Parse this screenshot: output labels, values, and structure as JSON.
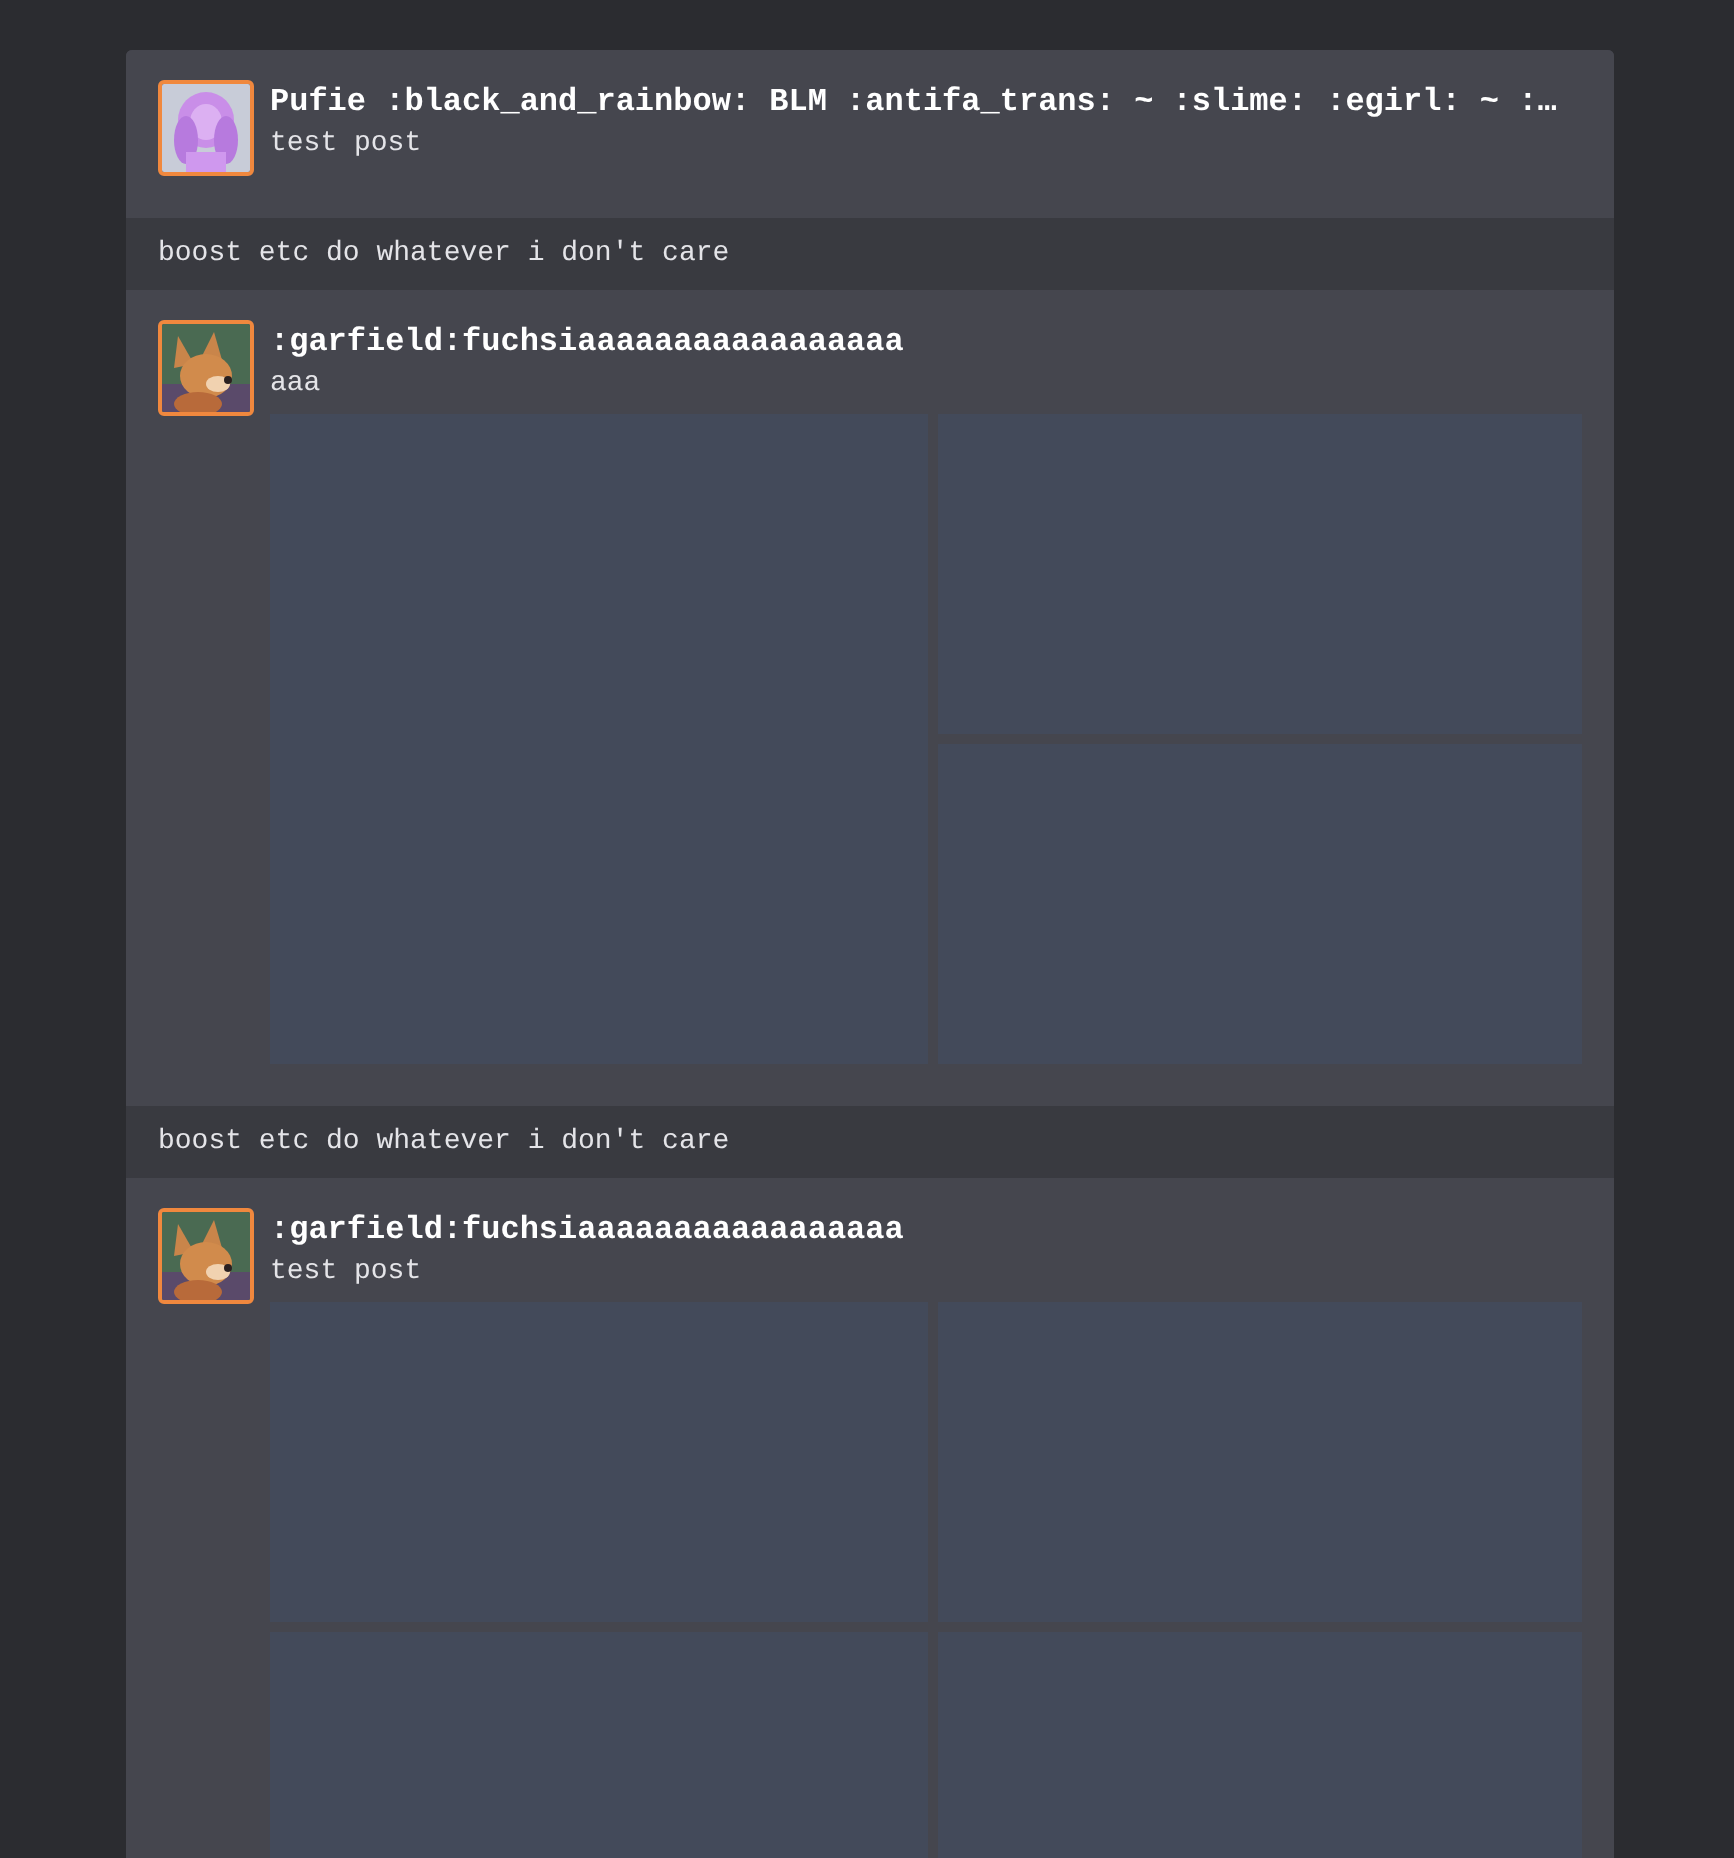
{
  "feed": [
    {
      "kind": "post",
      "author": "Pufie :black_and_rainbow: BLM :antifa_trans: ~ :slime: :egirl: ~ :…",
      "text": "test post",
      "avatar": {
        "kind": "figure"
      }
    },
    {
      "kind": "note",
      "text": "boost etc do whatever i don't care"
    },
    {
      "kind": "post",
      "author": ":garfield:fuchsiaaaaaaaaaaaaaaaaa",
      "text": "aaa",
      "avatar": {
        "kind": "animal"
      },
      "attachments": [
        {
          "kind": "tile"
        },
        {
          "kind": "tile"
        },
        {
          "kind": "tile"
        }
      ]
    },
    {
      "kind": "note",
      "text": "boost etc do whatever i don't care"
    },
    {
      "kind": "post",
      "author": ":garfield:fuchsiaaaaaaaaaaaaaaaaa",
      "text": "test post",
      "avatar": {
        "kind": "animal"
      },
      "attachments": [
        {
          "kind": "tile"
        },
        {
          "kind": "tile"
        },
        {
          "kind": "tile"
        },
        {
          "kind": "tile"
        }
      ]
    }
  ]
}
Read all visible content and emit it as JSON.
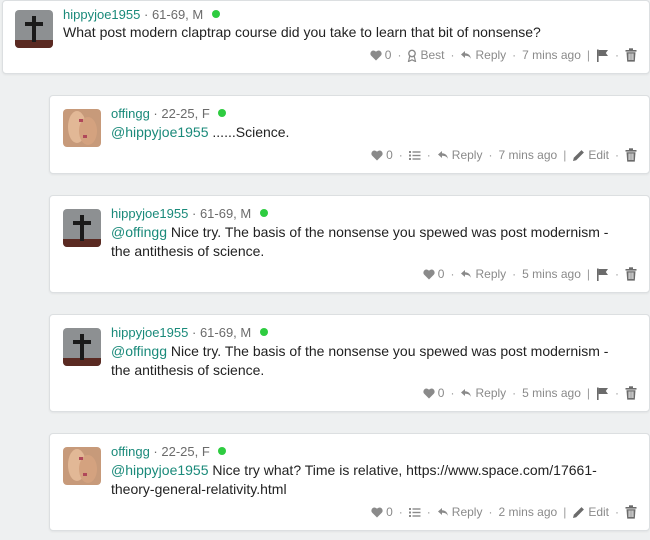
{
  "comments": [
    {
      "username": "hippyjoe1955",
      "age_sex": "61-69, M",
      "mention": "",
      "text": "What post modern claptrap course did you take to learn that bit of nonsense?",
      "likes": "0",
      "best_label": "Best",
      "reply_label": "Reply",
      "time": "7 mins ago",
      "avatar": "cross-avatar",
      "actions": [
        "like",
        "best",
        "reply",
        "time",
        "flag",
        "delete"
      ]
    },
    {
      "username": "offingg",
      "age_sex": "22-25, F",
      "mention": "@hippyjoe1955",
      "text": " ......Science.",
      "likes": "0",
      "reply_label": "Reply",
      "time": "7 mins ago",
      "edit_label": "Edit",
      "avatar": "hands-avatar",
      "actions": [
        "like",
        "list",
        "reply",
        "time",
        "edit",
        "delete"
      ]
    },
    {
      "username": "hippyjoe1955",
      "age_sex": "61-69, M",
      "mention": "@offingg",
      "text": " Nice try. The basis of the nonsense you spewed was post modernism - the antithesis of science.",
      "likes": "0",
      "reply_label": "Reply",
      "time": "5 mins ago",
      "avatar": "cross-avatar",
      "actions": [
        "like",
        "reply",
        "time",
        "flag",
        "delete"
      ]
    },
    {
      "username": "hippyjoe1955",
      "age_sex": "61-69, M",
      "mention": "@offingg",
      "text": " Nice try. The basis of the nonsense you spewed was post modernism - the antithesis of science.",
      "likes": "0",
      "reply_label": "Reply",
      "time": "5 mins ago",
      "avatar": "cross-avatar",
      "actions": [
        "like",
        "reply",
        "time",
        "flag",
        "delete"
      ]
    },
    {
      "username": "offingg",
      "age_sex": "22-25, F",
      "mention": "@hippyjoe1955",
      "text": " Nice try what? Time is relative, https://www.space.com/17661-theory-general-relativity.html",
      "likes": "0",
      "reply_label": "Reply",
      "time": "2 mins ago",
      "edit_label": "Edit",
      "avatar": "hands-avatar",
      "actions": [
        "like",
        "list",
        "reply",
        "time",
        "edit",
        "delete"
      ]
    }
  ],
  "colors": {
    "username": "#1a8a7a",
    "online": "#2ecc40",
    "muted": "#8a8a8a",
    "background": "#eef0f1"
  }
}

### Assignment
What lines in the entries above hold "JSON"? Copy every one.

### Answer space
Parse this screenshot: output labels, values, and structure as JSON.
Read all visible content and emit it as JSON.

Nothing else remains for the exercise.